5 Things You Should Know About Arraignments in Florida
An arraignment is usually a defendant’s first chance to formally hear the charges against them. What usually happens is the Judge will call the defendant’s name and the Defendant will walk up to the podium where the Judge will read the charges and ask the Defendant “What do you plea?”
- An arraignment is the first time a defendant will be told the charge against them. A judge read’s the probable cause affidavit in open court and asks the defendant a series of questions.
- The first question is typically does the defendant have a lawyer and if not do they intend to hire a private attorney or utilize the services of the public defender.
- After asking about the lawyer, the Judge will ask how does the defendant plea? At that point the defendant can plead 1) guilty as charged; 2) no contest; 3) not guilty or 4) stand mute – at which the judge would enter a plea on behalf of the defendant of not guilty.

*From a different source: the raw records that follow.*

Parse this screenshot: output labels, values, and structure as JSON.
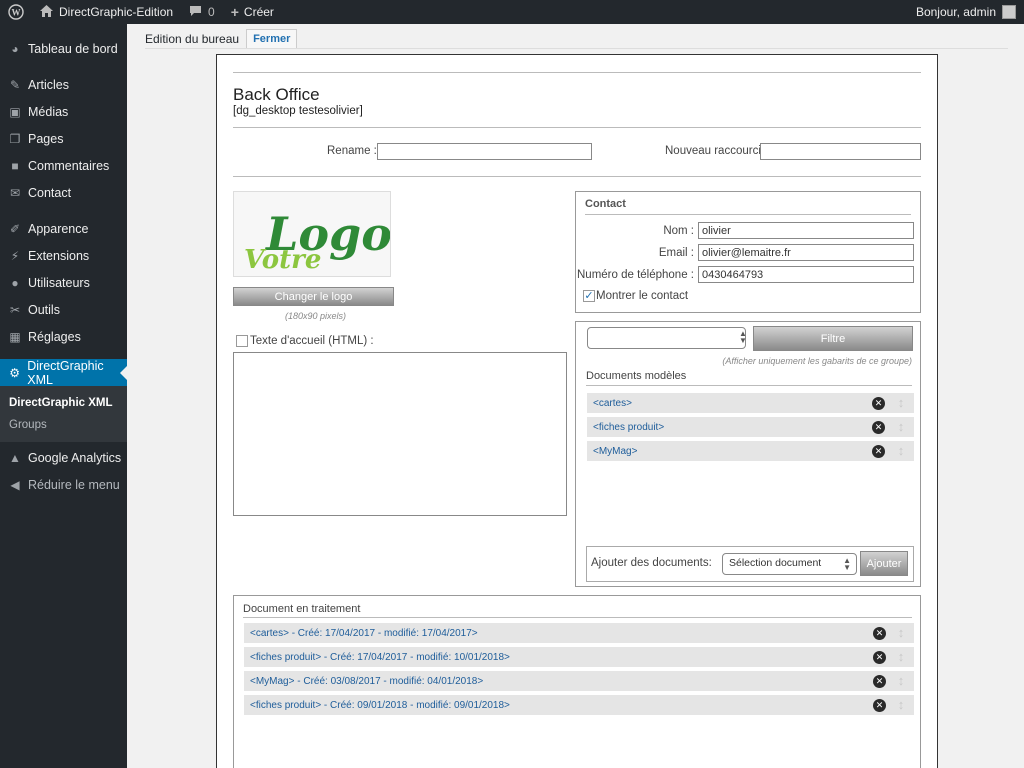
{
  "adminbar": {
    "site_name": "DirectGraphic-Edition",
    "comments_count": "0",
    "create_label": "Créer",
    "greeting": "Bonjour, admin"
  },
  "sidebar": {
    "items": [
      {
        "label": "Tableau de bord",
        "icon": "dashboard-icon"
      },
      {
        "label": "Articles",
        "icon": "pin-icon"
      },
      {
        "label": "Médias",
        "icon": "media-icon"
      },
      {
        "label": "Pages",
        "icon": "pages-icon"
      },
      {
        "label": "Commentaires",
        "icon": "comments-icon"
      },
      {
        "label": "Contact",
        "icon": "mail-icon"
      },
      {
        "label": "Apparence",
        "icon": "brush-icon"
      },
      {
        "label": "Extensions",
        "icon": "plugin-icon"
      },
      {
        "label": "Utilisateurs",
        "icon": "users-icon"
      },
      {
        "label": "Outils",
        "icon": "wrench-icon"
      },
      {
        "label": "Réglages",
        "icon": "settings-icon"
      },
      {
        "label": "DirectGraphic XML",
        "icon": "gear-icon"
      },
      {
        "label": "Google Analytics",
        "icon": "analytics-icon"
      },
      {
        "label": "Réduire le menu",
        "icon": "collapse-icon"
      }
    ],
    "submenu": [
      "DirectGraphic XML",
      "Groups"
    ]
  },
  "header": {
    "title": "Edition du bureau",
    "close_label": "Fermer"
  },
  "panel": {
    "title": "Back Office",
    "subtitle": "[dg_desktop testesolivier]",
    "rename_label": "Rename :",
    "rename_value": "",
    "shortcut_label": "Nouveau raccourci :",
    "shortcut_value": "",
    "logo_text_top": "Logo",
    "logo_text_bottom": "Votre",
    "change_logo_label": "Changer le logo",
    "logo_size_note": "(180x90 pixels)",
    "welcome_label": "Texte d'accueil (HTML) :",
    "welcome_checked": false
  },
  "contact": {
    "title": "Contact",
    "name_label": "Nom :",
    "name_value": "olivier",
    "email_label": "Email :",
    "email_value": "olivier@lemaitre.fr",
    "phone_label": "Numéro de téléphone :",
    "phone_value": "0430464793",
    "show_label": "Montrer le contact",
    "show_checked": true
  },
  "templates": {
    "group_select_value": "",
    "filter_label": "Filtre",
    "filter_note": "(Afficher uniquement les gabarits de ce groupe)",
    "section_title": "Documents modèles",
    "items": [
      "<cartes>",
      "<fiches produit>",
      "<MyMag>"
    ],
    "add_label": "Ajouter des documents:",
    "doc_select_value": "Sélection document",
    "add_button_label": "Ajouter"
  },
  "processing": {
    "title": "Document en traitement",
    "items": [
      "<cartes> - Créé: 17/04/2017 - modifié: 17/04/2017>",
      "<fiches produit> - Créé: 17/04/2017 - modifié: 10/01/2018>",
      "<MyMag> - Créé: 03/08/2017 - modifié: 04/01/2018>",
      "<fiches produit> - Créé: 09/01/2018 - modifié: 09/01/2018>"
    ]
  },
  "colors": {
    "accent": "#0073aa",
    "admin_bg": "#23282d",
    "link": "#1e5d9a",
    "logo_dark": "#2f8a37",
    "logo_light": "#8cc63f"
  }
}
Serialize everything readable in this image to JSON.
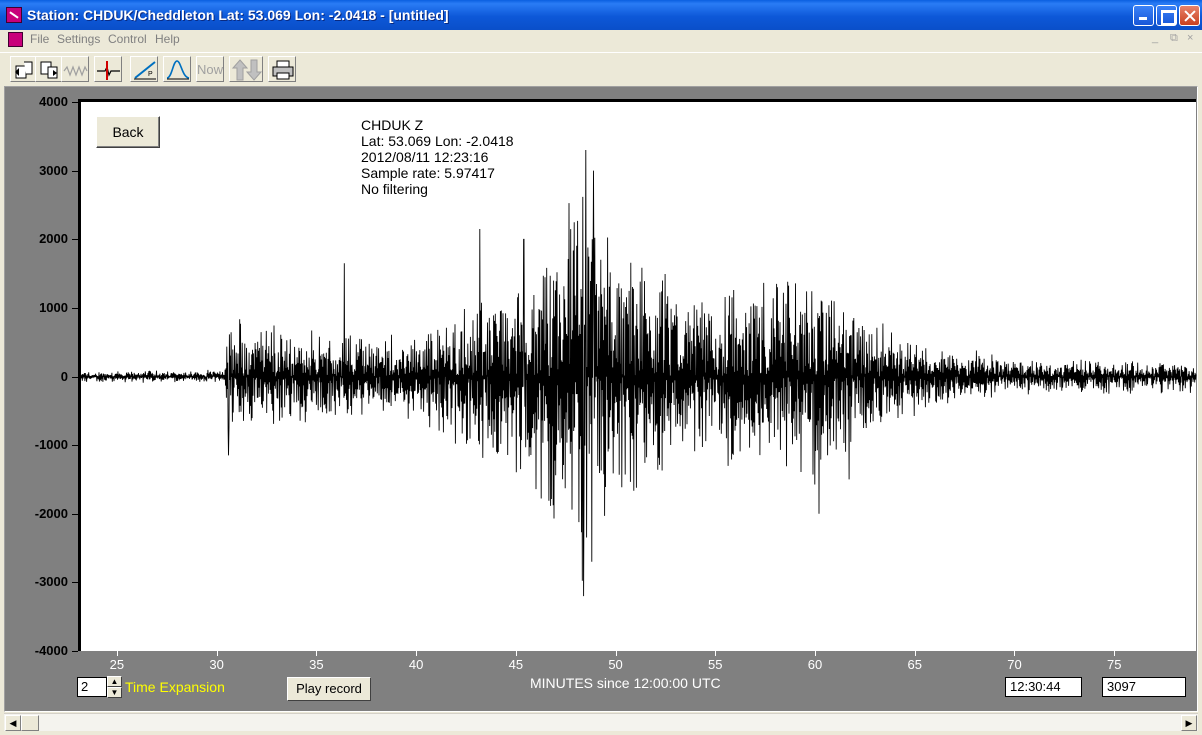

- At arraignment the prosecutor will typically make an offer to resolve the case – this is called a plea offer. The plea offer can be pretrial diversion, court cost, community, service, probation or jail. The type of plea offer a defendant is given is based on a number of factors such as the type of crime committed, the input of the victim, the defendant’s criminal history, and whether there are any issues within the case.
- The Judge can make you an offer. A lot people do not realize this but if you do not like what the state is offering you, you could always ask the judge to make you a plea offer. This can be done in two ways: 1) An open plea where you throw yourself at the mercy of the court or 2) inviting the court into negotiations which typically happens when the prosecutor and you disagree on a term of the agreement.
Arraignments are usually intimidating because there is always the fear of the unknown. Arraignment is not quite the most critical point in a case but it does set the tone. If you’re about to go to court for an arraignment keep this post in mind.
Don’t be afraid to ask the public defender for help if you need.
If you or a loved one are facing criminal charges in Broward County, Miami-Dade County, or Palm Beach County give me a call at 954-982-2124 or email me at firstname.lastname@example.org.
I’d love to see if I can help.
Houson R. Lafrance